MATERIAL FOR THIS EXERCISE ::
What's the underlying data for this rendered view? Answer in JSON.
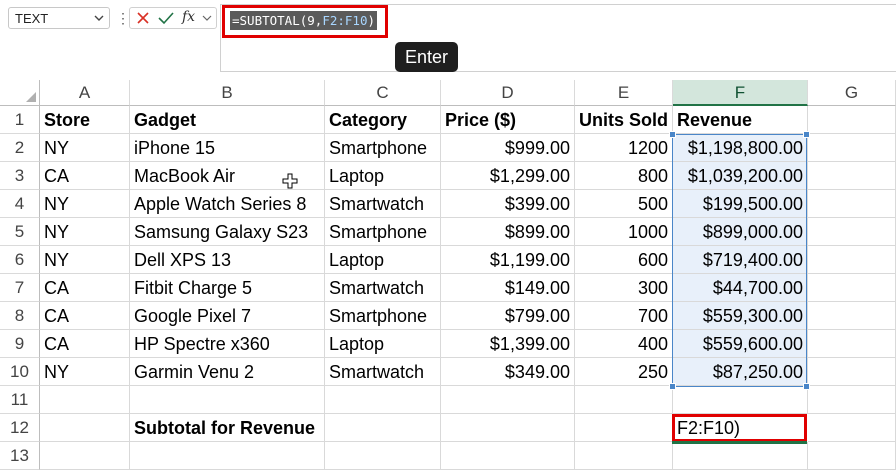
{
  "name_box": {
    "value": "TEXT"
  },
  "formula_bar": {
    "formula_prefix": "=SUBTOTAL(9,",
    "formula_ref": "F2:F10",
    "formula_suffix": ")"
  },
  "tooltip": "Enter",
  "columns": [
    "A",
    "B",
    "C",
    "D",
    "E",
    "F",
    "G"
  ],
  "rows": [
    "1",
    "2",
    "3",
    "4",
    "5",
    "6",
    "7",
    "8",
    "9",
    "10",
    "11",
    "12",
    "13"
  ],
  "headers": [
    "Store",
    "Gadget",
    "Category",
    "Price ($)",
    "Units Sold",
    "Revenue"
  ],
  "data": [
    [
      "NY",
      "iPhone 15",
      "Smartphone",
      "$999.00",
      "1200",
      "$1,198,800.00"
    ],
    [
      "CA",
      "MacBook Air",
      "Laptop",
      "$1,299.00",
      "800",
      "$1,039,200.00"
    ],
    [
      "NY",
      "Apple Watch Series 8",
      "Smartwatch",
      "$399.00",
      "500",
      "$199,500.00"
    ],
    [
      "NY",
      "Samsung Galaxy S23",
      "Smartphone",
      "$899.00",
      "1000",
      "$899,000.00"
    ],
    [
      "NY",
      "Dell XPS 13",
      "Laptop",
      "$1,199.00",
      "600",
      "$719,400.00"
    ],
    [
      "CA",
      "Fitbit Charge 5",
      "Smartwatch",
      "$149.00",
      "300",
      "$44,700.00"
    ],
    [
      "CA",
      "Google Pixel 7",
      "Smartphone",
      "$799.00",
      "700",
      "$559,300.00"
    ],
    [
      "CA",
      "HP Spectre x360",
      "Laptop",
      "$1,399.00",
      "400",
      "$559,600.00"
    ],
    [
      "NY",
      "Garmin Venu 2",
      "Smartwatch",
      "$349.00",
      "250",
      "$87,250.00"
    ]
  ],
  "subtotal_label": "Subtotal for Revenue",
  "active_cell_text": "F2:F10)",
  "colors": {
    "highlight": "#e00000",
    "selection": "#4a86c8",
    "accent": "#217346"
  }
}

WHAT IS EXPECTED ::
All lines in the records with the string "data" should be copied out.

SOLUTION BELOW ::
What's the underlying data for this rendered view? Answer in JSON.
  "data": [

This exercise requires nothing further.